In the morning, after breakfast and coffee (included with your stay), you’ll want to take a stroll around town or hop on one of the inn’s loaner bikes and explore the area. The 37-block village district is largely residential, with roots dating back to the 18th century. If the shady, tree-lined streets and rows of homes with picket fences and wide porches don’t win you over, the views from Pitt Street Bridge — about a half-hour walk or a short bike ride — just might. Originally built in 1898 to connect Mount Pleasant and Sullivan’s Island, today it’s a public park popular (but not too popular) among walkers and cyclists, with a vista spanning from Sullivan’s to Charleston Harbor.
Just a few doors down from the Post House, stop by Leeah’s Old Village Wine Shop for a tasting or Out of Hand, a boutique filled with unique jewelry, women’s clothing, accessories and home goods. Next to the boutique at Pitt Street Pharmacy, a steady stream of kids pull up on bikes and spill out of minivans and SUVs to get a scoop from the old-fashioned soda fountain or a treat from the candy counter at the back of the store.
If sand and surf are requirements for your stay, Sullivan’s is just 3 miles away — look for a new restaurant from Basic Projects opening this fall, just a few doors down from the always popular Obstinate Daughter. The design firm also has a new hotel project in the works nearby.
In the shadow of Charleston, Mount Pleasant sometimes gets a rap as another humdrum suburb. But spending a couple of days at the Post House and soaking in the laid-back charm of this picturesque village proves it’s a worthy destination of its own. SP

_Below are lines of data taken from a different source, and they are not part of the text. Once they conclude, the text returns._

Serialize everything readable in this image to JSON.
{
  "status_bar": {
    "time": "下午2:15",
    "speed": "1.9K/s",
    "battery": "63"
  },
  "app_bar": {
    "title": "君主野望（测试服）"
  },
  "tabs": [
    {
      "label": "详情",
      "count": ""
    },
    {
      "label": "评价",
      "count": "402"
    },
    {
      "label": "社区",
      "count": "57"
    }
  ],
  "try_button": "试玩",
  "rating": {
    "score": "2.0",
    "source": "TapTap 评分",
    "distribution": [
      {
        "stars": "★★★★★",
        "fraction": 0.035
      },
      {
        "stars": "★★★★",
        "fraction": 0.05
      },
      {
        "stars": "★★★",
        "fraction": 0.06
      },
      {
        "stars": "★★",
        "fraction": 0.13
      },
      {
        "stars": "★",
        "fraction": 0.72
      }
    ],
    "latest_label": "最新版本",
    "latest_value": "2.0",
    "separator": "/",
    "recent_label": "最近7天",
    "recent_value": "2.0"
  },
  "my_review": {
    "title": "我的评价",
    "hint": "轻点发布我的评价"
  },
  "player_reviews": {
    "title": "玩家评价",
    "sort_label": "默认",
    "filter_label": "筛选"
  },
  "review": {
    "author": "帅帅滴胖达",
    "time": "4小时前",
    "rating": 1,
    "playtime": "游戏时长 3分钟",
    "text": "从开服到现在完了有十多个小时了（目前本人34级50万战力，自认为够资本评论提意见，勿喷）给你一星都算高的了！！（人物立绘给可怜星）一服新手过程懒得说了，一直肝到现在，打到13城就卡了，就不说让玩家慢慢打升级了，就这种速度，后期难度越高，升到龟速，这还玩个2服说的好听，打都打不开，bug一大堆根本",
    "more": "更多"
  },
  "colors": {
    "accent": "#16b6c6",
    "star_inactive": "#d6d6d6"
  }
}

Mount Pleasant, S.C., is a little more than a three-hour drive from Charlotte. The Post House Inn is located at 101 Pitt Street in the town’s historic village district. The restaurant is open for dinner seven nights a week and brunch on Saturday and Sunday, with patio seating available. theposthouseinn.com